passage concerning Moses already quoted. What was there about being in the house of royalty in Egypt that was sinful? We are not told but I suspect we could all make educated guesses and would not miss it too far. That being said there are three awfully important points found in this passage for our consideration. (a) The place to be is with God’s people, “choosing rather to suffer affliction with the people of God.” (Heb. 11:25 NKJV) That is where we all belong. We were made in the image of God (Gen. 1:26). God is a spiritual being (John 4:24). We are spiritual beings, his creation; we belong with him and with his people. Moses realized that. (b) Sin is pleasurable but only for a time and that time is passing. What then? “The wages of sin is death.” (Rom. 6:23 NKJV) (c) Unless we die first we all reach an age where we are held accountable to God. The text says, “when he became of age.” (Heb. 11:24 NKJV) When that time arrives in our life we can no longer blame others for our shortcomings and failures. The burden of our life becomes our own. When we come to the fork in the road it is no longer Mom or Dad who chooses which path we will take. We must choose for our self and will be held accountable accordingly. Will our choice be the passing pleasures of sin or a life of service to God, a life of decency and of righteousness? No one forces us against our will to live the life we live. It is a personal choice. (4) The last time we find the word “pleasures” in the New King James New Testament is in James 4:3. Because the context is important here I will quote James 4:1-4, “Where do wars and fights come from among you? Do they not come from your desires for pleasure that war in your members? You lust and do not have. You murder and covet and cannot obtain. You fight and war. Yet you do not have because you do not ask. You ask and do not receive, because you ask amiss, that you may spend it on your pleasures. Adulterers and adulteresses! Do you not know that friendship with the world is enmity with God? Whoever therefore wants to be a friend of the world makes himself an enemy of God.” (NKJV) The New Living Translation translates the latter part of verse 4, “I say it again, that if your aim is to enjoy this world you can’t be a friend of God.” When one looks at all 4 passages in the New Testament where the word “pleasures” is used the message is inescapable. In God’s eyes life is not about personal pleasures or pleasing self and the man who seeks a life of
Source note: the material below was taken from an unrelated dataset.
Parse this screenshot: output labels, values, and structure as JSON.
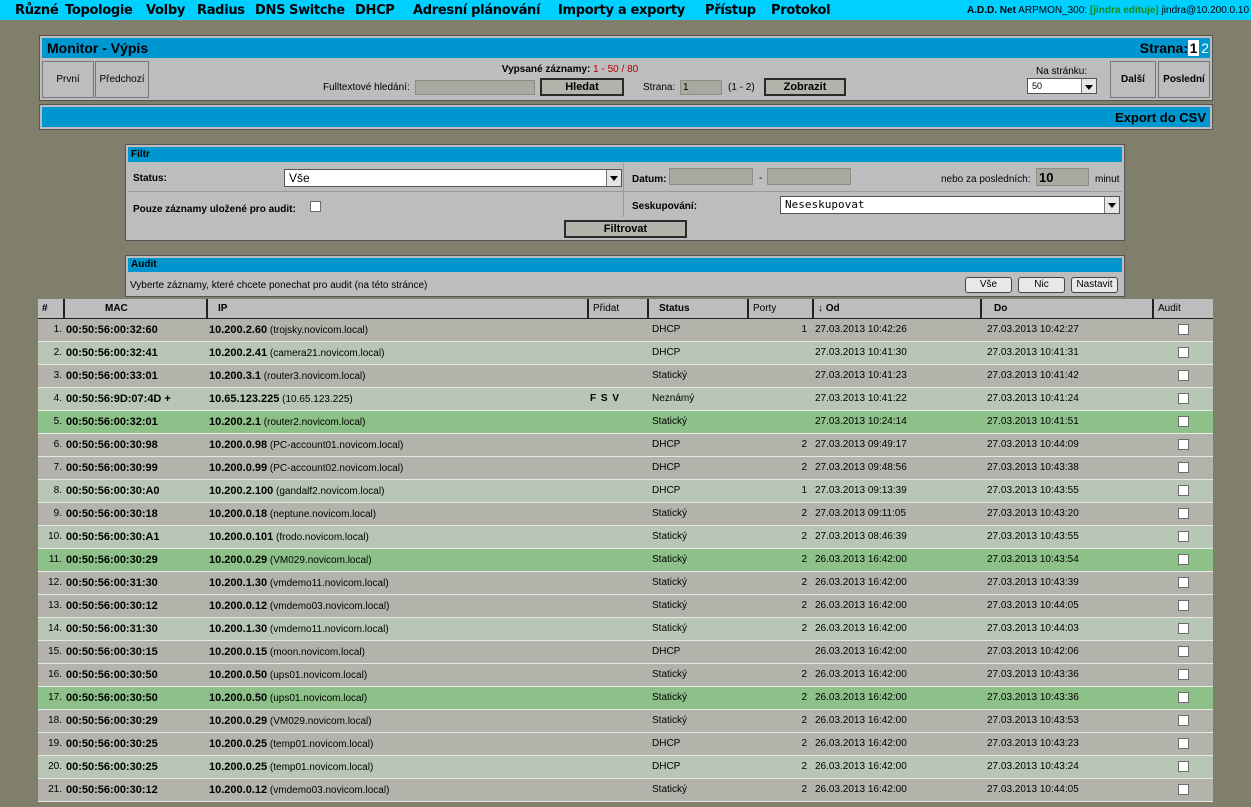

pleasure over a life of service is not only misguided but on a road that leads to spiritual destruction. Jesus said, “Even the Son of Man did not come to be served, but to serve.” (Mark 10:45 NKJV) This was just after telling his disciples, “whoever desires to become great among you shall be your servant. And whoever of you desires to be first shall be slave of all.” (Mark 10:43-44 NKJV) We should ask not what pleasures the world can bring to us but what good we can do for the world in bringing the world to God and rendering service to our fellowman? Let us not become foolishly involved in the pleasures of sin for a season that brings sorrow for eternity.